Again a quick word from my TT whirlwind, to capture a moment, although I am too tired for careful words. Stay with me, my beloved readers.
We’ve been given class by a few different teachers these past days. We’re encouraged to talk about our experiences of them afterwards, as both students and student teachers. I confessed that oftentimes when I come to class I’m full of reluctance. Do I love yoga or do I hate it? It’s a difficult relationship. But as my teacher observed, I do keep coming back, so that says something. Hopefully not simply that I’m a masochist…
I felt bad admitting this to my fellow students, as though I’m supposed to be relentlessly positive about yoga. Can you be a good yoga teacher who feels unsteady and ambivalent in their own practice? I play a lot with expectations and intentions in my practice. I find myself talking about this a lot these past days. How to come to the mat full of hope and anticipation, yet to expect nothing from it necessarily and be OK with that?
And these past few classes have been powerful moments, some of the strongest Yoga I’ve experienced. One class I announced I was putting my mat full in the centre of the room because I needed to feel energy around me; I needed the shared experience of practice to hold me up. And my yoga was pretty sweet that day.
The next class was really intense for me. I was dimly aware that one neighbour reached out to hold my hand in some supine pose; the other asked me if I was OK the moment we sat up at the end of the practice. I ignored both of them. I was so deep inside.
The boy on my course (yes, there’s only one) came and asked me afterwards to describe my experience. He said although I was behind him he could feel something emanating from my part of the room, waves of happiness. He had to turn round to try to identify the feeling and when he saw me, he knew it was coming from me. I couldn’t explain to him, of course. All I could do was offer the Guru mantra to him. I wasn’t trying to be clever or esoteric, but it kind of summed it up for me: a sense of repeating cycles of birth and death, a feeling of freedom and surrender, and a deep uncomplicated gratitude. A peace.
So he rolled his mat out next to mine for the following class. And afterwards he said he could feel such intense happiness coming from me. The girl on the other side who was in choking tears during much of the practice said she could feel my heart stretching out toward her all the time.

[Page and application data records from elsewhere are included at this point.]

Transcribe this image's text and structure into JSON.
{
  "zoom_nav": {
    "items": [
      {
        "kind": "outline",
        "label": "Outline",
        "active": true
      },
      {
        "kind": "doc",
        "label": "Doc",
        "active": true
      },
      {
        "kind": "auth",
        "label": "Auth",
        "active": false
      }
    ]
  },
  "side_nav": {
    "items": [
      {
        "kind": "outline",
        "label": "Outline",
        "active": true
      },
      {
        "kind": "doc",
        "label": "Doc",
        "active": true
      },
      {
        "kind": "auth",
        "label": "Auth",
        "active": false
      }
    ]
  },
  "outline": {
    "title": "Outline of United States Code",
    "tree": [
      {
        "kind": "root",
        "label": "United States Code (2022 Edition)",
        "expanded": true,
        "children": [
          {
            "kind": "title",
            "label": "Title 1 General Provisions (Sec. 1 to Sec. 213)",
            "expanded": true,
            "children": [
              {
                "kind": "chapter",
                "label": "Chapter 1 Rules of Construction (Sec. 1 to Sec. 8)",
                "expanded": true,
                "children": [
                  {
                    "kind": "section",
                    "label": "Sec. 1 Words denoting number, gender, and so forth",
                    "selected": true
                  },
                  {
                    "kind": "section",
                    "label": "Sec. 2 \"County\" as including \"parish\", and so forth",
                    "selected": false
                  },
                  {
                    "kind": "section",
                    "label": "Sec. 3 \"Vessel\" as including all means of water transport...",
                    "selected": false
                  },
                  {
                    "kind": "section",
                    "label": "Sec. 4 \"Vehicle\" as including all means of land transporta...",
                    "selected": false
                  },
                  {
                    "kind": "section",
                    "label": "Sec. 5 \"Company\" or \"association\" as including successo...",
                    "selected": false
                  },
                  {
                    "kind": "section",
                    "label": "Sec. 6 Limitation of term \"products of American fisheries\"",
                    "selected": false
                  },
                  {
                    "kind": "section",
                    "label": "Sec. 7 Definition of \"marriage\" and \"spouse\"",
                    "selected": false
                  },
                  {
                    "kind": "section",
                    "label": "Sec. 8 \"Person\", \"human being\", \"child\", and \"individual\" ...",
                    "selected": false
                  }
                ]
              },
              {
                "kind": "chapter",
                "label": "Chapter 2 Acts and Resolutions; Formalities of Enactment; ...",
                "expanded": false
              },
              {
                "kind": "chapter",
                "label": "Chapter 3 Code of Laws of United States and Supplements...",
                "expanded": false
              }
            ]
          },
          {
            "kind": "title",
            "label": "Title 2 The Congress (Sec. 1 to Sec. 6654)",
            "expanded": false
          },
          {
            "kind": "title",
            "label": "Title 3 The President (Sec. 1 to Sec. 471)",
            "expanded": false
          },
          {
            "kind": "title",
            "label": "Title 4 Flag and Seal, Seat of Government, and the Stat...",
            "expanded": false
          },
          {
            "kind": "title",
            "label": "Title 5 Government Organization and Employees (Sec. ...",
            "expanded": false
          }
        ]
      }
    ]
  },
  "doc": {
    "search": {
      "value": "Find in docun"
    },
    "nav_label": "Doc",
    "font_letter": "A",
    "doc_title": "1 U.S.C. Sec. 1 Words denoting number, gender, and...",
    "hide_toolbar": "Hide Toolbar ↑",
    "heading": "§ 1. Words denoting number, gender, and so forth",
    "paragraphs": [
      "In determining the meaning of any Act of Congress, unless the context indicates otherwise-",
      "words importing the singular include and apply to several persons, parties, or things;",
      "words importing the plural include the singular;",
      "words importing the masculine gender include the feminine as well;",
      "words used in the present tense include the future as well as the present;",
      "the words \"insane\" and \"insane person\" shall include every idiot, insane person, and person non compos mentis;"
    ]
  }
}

At lunchtime today I heard the boy tell the group: “if you do one thing in the rest of the course, it’s practise next to her”.
What is this? I would not have believed this kind of talk previously. And yet…
I can’t explain. It was beautiful and a little scary.
And so — I just let it go. There’s nothing else to do. No expectations. This is all too much.